As mentioned above, the arbitrator is well within his right to demand payment before final pronouncement of award, for his services rendered. The ordinary practice is for him to notify the parties the charges for his services as soon as the award is ready. He may retain the award until the charges are paid by the parties. This retention of award may be called the arbitrator’s lien on the award. This lien, however, does not extend to the documents and other information rendered by the parties to the arbitrator. Thus the arbitrator cannot hold and retain the official documents of any party, until they have paid the charges.

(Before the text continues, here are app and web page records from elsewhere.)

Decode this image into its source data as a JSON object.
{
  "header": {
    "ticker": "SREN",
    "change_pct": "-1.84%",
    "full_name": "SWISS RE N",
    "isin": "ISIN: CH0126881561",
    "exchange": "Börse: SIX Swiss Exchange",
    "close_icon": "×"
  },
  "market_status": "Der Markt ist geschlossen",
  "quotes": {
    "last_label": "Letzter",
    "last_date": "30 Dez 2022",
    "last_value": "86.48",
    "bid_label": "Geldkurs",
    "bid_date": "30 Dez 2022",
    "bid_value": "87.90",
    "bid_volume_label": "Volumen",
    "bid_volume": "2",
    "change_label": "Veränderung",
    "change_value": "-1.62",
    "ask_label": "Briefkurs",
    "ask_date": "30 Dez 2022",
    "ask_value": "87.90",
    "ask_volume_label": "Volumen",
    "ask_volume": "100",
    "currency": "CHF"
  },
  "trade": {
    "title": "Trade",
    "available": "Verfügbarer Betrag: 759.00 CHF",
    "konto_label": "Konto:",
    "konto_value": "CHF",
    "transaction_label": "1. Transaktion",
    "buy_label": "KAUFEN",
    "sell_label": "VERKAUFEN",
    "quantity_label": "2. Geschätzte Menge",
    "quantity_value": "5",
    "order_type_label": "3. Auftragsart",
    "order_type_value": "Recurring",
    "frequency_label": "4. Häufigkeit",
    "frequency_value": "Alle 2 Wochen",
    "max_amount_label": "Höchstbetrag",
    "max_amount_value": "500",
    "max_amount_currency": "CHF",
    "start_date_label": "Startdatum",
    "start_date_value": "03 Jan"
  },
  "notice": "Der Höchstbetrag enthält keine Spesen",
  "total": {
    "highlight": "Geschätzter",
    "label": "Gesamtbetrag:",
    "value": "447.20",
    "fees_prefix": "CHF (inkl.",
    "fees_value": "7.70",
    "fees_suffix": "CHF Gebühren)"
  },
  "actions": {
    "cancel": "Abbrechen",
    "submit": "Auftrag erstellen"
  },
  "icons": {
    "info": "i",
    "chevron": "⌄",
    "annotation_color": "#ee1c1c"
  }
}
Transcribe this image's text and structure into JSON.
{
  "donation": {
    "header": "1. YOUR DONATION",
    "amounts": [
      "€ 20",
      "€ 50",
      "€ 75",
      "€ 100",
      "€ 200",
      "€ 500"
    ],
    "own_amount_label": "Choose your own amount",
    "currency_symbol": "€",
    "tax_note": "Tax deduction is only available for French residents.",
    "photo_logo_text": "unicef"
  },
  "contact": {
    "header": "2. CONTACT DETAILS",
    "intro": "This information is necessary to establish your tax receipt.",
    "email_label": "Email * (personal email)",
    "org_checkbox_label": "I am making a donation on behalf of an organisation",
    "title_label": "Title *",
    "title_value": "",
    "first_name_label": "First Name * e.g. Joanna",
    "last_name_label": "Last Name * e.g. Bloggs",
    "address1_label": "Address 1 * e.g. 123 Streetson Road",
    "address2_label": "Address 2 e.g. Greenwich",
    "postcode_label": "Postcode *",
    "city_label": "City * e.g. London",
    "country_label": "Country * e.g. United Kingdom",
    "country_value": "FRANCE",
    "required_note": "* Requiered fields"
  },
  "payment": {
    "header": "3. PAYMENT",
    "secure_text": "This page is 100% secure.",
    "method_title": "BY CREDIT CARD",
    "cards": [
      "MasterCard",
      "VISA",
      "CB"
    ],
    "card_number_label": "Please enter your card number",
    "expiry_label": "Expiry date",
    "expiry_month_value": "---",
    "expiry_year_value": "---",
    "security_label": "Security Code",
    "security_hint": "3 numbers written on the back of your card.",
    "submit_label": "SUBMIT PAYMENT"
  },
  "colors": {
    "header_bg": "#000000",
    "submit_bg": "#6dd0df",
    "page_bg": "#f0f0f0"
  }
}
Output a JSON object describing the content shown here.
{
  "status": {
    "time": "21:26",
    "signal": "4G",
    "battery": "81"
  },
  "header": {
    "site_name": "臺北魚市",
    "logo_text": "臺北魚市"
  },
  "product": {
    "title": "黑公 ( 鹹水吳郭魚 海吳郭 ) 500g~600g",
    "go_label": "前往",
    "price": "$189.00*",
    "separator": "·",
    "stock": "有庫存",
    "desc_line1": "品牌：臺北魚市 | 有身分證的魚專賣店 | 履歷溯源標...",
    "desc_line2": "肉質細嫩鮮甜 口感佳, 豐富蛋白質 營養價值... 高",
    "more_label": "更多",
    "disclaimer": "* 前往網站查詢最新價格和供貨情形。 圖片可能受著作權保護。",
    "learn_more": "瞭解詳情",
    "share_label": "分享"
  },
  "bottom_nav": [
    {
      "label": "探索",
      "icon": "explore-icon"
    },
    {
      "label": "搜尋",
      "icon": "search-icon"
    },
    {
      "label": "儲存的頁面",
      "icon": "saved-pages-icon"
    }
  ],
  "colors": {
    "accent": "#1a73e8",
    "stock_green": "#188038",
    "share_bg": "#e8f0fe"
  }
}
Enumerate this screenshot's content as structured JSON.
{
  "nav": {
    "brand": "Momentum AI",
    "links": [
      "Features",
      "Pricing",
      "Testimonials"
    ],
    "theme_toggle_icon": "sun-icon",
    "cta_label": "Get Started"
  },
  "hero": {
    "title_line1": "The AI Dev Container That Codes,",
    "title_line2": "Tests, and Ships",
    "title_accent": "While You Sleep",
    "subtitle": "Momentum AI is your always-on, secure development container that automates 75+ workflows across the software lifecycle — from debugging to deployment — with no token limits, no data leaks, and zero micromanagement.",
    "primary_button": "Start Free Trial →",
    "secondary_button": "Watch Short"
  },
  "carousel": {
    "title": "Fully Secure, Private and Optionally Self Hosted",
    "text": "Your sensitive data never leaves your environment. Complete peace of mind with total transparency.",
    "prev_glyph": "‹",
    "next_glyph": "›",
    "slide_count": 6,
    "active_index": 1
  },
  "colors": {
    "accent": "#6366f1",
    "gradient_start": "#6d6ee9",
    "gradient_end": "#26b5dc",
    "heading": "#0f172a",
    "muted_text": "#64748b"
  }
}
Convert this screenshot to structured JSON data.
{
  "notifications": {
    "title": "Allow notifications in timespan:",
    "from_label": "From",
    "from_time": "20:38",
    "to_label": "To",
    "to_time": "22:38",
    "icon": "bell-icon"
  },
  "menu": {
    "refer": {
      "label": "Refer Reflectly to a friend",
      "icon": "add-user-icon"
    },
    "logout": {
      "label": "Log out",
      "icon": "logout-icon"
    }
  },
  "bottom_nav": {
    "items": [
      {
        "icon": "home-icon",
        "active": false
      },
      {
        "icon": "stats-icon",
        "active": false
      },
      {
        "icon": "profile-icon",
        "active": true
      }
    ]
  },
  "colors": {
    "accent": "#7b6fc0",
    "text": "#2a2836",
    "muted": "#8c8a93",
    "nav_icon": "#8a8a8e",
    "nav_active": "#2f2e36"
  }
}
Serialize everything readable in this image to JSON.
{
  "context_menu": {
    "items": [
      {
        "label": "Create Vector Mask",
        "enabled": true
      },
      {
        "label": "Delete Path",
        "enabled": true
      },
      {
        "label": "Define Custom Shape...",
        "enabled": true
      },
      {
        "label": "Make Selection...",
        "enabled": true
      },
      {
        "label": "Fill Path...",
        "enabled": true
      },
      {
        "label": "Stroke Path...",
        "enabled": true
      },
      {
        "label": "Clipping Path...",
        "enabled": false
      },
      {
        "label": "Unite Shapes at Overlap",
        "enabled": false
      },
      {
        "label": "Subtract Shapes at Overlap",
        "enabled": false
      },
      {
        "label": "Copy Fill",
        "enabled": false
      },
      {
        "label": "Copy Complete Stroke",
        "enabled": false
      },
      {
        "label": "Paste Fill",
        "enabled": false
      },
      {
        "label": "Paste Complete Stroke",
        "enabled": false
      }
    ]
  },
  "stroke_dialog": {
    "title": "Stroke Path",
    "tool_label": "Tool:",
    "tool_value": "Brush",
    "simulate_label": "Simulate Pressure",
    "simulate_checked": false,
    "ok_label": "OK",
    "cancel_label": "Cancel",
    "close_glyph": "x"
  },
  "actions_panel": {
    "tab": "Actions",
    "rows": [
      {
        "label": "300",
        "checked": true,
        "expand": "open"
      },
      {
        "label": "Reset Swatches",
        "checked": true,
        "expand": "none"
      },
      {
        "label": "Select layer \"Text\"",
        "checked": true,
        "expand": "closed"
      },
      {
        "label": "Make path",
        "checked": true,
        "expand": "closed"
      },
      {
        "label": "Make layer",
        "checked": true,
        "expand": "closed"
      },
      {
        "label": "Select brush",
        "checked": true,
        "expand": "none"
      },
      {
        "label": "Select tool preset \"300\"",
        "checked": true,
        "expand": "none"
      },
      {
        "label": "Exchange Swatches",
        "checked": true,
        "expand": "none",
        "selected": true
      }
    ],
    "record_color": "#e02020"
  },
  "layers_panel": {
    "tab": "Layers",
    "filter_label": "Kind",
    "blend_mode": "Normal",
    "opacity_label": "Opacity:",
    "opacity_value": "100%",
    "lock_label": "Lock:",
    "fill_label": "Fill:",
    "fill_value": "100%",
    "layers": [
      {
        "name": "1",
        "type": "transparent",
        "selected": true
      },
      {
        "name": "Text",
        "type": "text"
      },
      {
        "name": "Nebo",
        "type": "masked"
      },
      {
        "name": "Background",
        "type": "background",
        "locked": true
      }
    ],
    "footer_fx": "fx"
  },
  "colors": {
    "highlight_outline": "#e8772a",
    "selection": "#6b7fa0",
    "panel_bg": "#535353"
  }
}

Arbitrator only has a lien on the arbitral award and nothing else.
It sometimes happens that at the absolute end of an arbitration proceeding, one or both of the parties refuse to pay the fees of the arbitrator. The arbitrator can send a time bound notice to the parties for them to pay the appropriate amount. If the parties on completion of the time don't pay the fees, then the arbitrator sends a final notice informing them of the pronouncement of the award and the failure to pay his fees will lead to lien on the award and retention of the same.
An arbitrator has two ways to recover the money due to him:
- a) By the exercise of his lien:
The arbitrator, so far his payment of fees is concerned, is entitled to withhold the pronouncement of the award. The lien on the award covers not only his fees for his services but also all the out of pocket expenses that the arbitrator has occurred in connection to the dispute. These out of pocket expenses include travel expenses, knowledge and resources expenses, secretarial expenses, accommodation etc.
- b) By suit:
Section 39(2) allows the arbitrator to approach the court to entertain an application towards unpaid costs. The court shall direct the parties to make a deposit in the court. The arbitrator shall then deliver the award to the parties and the court. The court after being satisfied shall order that out of the money deposited in the court, the arbitrator shall be paid such amount which the court may consider reasonable.
Both of these resorts are only to be chosen if the arbitrator is not paid for his services by either party. If one party accepts to pay the amount due by the other party in full, then the arbitrator cannot take recourse of Section 39. Thus if one party fails to pay his share, and the other party does not come forward to pay on behalf of the defaulting party; then the arbitrator can take help from Section 39.
The arbitrator may include in his award who has paid the costs of the arbitration and the arbitrator’s fees. The award generally directs a certain party to pay the costs of the arbitration. It is common to add another direction for the successful party, if he has paid the arbitrator’s fees on behalf of the other party; to reimburse him for such costs.
Having said all of the above for the right of the arbitrators, it is important to note that they cannot charge exorbitant fees for a noble cause of dispute resolution. The arbitrator cannot fix unreasonable and excessive fees that a humble party will not be able to pay.
The fees of the arbitrator should also be decided only after consideration by both the parties and the Tribunal. The arbitrator should not bargain for the fees. The fees in a 3 or 5-person arbitral tribunal should also not be changed unilaterally by one arbitrator. The consent of all arbitrators on the tribunal is required to make any changes in the fee schedule or amount.
This Article Does Not Intend To Hurt The Sentiments Of Any Individual Community, Sect, Or Religion Etcetera. This Article Is Based Purely On The Authors Personal Views And Opinions In The Exercise Of The Fundamental Right Guaranteed Under Article 19(1)(A) And Other Related Laws Being Force In India, For The Time Being.